→ **Task prompt**
Using the records below, give the number of lines where the string "Локальный" shows up. Add nothing to it.

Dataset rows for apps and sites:
* * *
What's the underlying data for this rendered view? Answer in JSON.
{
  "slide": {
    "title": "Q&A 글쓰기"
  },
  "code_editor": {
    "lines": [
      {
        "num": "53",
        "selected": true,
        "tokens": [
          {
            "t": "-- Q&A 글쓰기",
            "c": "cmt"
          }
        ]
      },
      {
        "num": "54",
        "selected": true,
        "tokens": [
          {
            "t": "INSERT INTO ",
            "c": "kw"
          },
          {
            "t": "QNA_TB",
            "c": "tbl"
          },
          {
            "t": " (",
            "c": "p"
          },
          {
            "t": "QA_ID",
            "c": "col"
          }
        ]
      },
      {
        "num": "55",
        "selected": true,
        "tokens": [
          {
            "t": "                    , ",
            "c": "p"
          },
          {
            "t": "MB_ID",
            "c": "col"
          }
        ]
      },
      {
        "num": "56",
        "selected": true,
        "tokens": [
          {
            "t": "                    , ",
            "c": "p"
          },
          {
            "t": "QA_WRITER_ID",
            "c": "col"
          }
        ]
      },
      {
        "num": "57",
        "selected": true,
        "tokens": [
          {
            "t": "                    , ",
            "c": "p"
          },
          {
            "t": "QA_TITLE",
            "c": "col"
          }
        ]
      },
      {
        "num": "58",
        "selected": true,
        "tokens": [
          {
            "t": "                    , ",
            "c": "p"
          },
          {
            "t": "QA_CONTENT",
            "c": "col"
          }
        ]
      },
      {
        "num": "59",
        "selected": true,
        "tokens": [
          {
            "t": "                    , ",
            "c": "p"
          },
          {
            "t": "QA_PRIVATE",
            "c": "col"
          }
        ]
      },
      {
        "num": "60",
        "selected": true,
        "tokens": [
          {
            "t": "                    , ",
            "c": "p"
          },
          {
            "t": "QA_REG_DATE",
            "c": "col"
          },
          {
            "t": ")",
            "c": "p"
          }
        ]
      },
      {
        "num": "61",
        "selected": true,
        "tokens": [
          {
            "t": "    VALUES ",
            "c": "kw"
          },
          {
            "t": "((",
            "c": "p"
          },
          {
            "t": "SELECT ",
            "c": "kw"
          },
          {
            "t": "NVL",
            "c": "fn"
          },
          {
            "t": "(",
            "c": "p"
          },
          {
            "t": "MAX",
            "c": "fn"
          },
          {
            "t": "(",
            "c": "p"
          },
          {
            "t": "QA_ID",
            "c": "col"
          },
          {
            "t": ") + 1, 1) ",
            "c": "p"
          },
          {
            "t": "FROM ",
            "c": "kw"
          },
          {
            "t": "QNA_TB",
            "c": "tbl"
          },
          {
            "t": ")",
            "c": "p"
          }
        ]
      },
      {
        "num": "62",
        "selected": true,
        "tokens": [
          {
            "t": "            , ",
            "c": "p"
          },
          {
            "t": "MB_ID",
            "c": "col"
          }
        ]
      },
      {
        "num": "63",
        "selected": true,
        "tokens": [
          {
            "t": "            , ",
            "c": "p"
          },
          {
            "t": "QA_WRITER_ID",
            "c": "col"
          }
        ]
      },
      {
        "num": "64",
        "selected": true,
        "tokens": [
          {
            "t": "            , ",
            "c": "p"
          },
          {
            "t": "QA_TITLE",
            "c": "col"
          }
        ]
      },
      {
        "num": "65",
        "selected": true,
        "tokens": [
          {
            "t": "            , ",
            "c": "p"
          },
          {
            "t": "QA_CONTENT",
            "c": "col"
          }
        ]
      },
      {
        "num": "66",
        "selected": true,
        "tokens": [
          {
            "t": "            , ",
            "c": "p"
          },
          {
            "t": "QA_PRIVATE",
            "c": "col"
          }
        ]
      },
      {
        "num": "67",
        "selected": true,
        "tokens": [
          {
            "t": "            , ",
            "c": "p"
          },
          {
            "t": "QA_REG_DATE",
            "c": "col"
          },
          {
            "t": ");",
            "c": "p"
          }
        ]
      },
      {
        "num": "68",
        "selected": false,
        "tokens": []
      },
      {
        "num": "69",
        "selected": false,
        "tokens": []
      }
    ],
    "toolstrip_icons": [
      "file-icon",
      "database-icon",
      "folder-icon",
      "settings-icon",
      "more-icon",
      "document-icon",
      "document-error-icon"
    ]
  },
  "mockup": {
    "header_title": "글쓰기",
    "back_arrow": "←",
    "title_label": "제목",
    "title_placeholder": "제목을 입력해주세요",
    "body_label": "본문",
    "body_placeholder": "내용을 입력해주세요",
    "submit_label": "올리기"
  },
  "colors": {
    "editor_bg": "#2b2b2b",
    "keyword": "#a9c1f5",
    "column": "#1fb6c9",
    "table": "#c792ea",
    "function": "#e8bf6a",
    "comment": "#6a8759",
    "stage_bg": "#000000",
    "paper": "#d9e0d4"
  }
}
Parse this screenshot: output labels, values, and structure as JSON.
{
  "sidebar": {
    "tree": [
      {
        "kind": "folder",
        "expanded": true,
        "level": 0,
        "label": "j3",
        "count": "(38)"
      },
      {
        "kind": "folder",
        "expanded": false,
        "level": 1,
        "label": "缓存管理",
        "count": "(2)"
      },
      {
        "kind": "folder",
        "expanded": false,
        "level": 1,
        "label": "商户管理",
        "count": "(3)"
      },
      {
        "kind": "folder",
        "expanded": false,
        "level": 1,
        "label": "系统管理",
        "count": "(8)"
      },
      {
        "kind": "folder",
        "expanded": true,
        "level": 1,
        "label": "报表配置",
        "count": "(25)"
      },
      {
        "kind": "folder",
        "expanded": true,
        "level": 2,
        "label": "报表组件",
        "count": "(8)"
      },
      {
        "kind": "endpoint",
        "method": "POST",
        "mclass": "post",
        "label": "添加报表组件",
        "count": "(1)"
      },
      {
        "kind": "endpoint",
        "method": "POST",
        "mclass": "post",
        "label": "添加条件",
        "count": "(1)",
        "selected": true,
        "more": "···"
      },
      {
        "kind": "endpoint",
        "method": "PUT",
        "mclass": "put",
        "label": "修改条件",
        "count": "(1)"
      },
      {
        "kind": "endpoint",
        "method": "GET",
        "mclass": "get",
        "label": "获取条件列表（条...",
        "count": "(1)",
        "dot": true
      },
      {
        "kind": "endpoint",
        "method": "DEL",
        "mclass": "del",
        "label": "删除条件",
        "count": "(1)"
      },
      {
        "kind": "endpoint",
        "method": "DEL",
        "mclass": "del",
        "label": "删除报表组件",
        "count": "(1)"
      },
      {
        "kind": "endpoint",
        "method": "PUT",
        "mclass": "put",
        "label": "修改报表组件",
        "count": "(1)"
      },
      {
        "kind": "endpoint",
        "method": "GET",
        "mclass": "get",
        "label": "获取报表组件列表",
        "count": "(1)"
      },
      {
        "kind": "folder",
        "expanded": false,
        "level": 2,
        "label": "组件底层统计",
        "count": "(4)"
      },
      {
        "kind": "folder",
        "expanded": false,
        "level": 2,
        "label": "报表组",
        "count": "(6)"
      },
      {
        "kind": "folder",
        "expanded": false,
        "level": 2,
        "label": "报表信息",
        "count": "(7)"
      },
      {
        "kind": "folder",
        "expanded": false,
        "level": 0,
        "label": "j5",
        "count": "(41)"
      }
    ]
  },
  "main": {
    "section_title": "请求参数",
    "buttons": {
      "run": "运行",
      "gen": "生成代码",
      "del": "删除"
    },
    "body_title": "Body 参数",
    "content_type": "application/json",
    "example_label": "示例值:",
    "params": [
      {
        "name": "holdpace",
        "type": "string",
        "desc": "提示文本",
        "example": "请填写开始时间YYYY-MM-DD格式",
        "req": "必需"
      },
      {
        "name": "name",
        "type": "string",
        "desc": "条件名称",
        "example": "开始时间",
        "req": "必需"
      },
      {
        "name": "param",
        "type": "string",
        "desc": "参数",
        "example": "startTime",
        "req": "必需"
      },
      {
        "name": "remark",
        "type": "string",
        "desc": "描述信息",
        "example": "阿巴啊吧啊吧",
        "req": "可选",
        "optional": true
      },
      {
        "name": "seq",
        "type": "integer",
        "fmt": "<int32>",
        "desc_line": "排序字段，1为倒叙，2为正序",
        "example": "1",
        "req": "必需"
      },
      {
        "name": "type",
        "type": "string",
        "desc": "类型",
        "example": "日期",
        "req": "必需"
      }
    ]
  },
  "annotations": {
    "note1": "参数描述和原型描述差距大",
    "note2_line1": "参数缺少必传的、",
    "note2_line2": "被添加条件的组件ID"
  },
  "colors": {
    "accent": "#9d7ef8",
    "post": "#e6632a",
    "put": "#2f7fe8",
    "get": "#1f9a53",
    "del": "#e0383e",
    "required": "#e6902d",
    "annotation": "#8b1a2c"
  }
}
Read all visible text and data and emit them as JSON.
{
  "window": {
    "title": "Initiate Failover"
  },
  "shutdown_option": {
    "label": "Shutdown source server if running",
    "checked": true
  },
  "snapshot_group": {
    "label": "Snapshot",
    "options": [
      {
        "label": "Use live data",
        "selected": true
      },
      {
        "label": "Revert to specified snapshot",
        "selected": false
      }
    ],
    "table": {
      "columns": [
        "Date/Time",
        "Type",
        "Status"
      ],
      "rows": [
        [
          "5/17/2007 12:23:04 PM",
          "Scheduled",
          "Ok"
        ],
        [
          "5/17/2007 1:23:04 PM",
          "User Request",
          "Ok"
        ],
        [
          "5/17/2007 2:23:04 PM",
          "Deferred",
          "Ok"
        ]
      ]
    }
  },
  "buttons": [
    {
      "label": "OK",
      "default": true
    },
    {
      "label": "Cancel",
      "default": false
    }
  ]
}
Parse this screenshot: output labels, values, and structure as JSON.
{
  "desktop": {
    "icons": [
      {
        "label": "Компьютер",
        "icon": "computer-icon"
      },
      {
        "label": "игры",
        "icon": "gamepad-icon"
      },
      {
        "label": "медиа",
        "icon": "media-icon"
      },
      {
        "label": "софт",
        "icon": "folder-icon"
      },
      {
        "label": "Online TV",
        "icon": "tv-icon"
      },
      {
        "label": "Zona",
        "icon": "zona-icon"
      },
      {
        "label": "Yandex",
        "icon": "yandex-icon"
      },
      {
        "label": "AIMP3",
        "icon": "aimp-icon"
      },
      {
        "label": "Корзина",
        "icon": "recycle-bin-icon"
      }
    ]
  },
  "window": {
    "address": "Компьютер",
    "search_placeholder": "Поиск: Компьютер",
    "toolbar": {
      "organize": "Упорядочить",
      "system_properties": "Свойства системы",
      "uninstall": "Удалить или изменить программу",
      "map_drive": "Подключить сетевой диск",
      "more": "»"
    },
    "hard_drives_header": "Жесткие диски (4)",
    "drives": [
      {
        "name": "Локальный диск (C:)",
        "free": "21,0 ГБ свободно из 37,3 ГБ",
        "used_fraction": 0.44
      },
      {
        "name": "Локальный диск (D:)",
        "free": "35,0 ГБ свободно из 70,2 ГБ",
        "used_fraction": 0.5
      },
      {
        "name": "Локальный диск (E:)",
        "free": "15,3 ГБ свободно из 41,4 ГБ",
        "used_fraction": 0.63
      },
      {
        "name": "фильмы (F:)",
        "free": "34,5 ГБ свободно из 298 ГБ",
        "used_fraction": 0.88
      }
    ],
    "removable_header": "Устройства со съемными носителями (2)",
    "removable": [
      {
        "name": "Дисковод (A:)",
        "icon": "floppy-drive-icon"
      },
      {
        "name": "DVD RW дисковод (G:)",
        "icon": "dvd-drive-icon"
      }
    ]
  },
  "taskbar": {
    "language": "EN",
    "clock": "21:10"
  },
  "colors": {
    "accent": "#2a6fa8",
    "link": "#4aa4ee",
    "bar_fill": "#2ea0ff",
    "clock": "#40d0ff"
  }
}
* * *
→ **Task answer**
3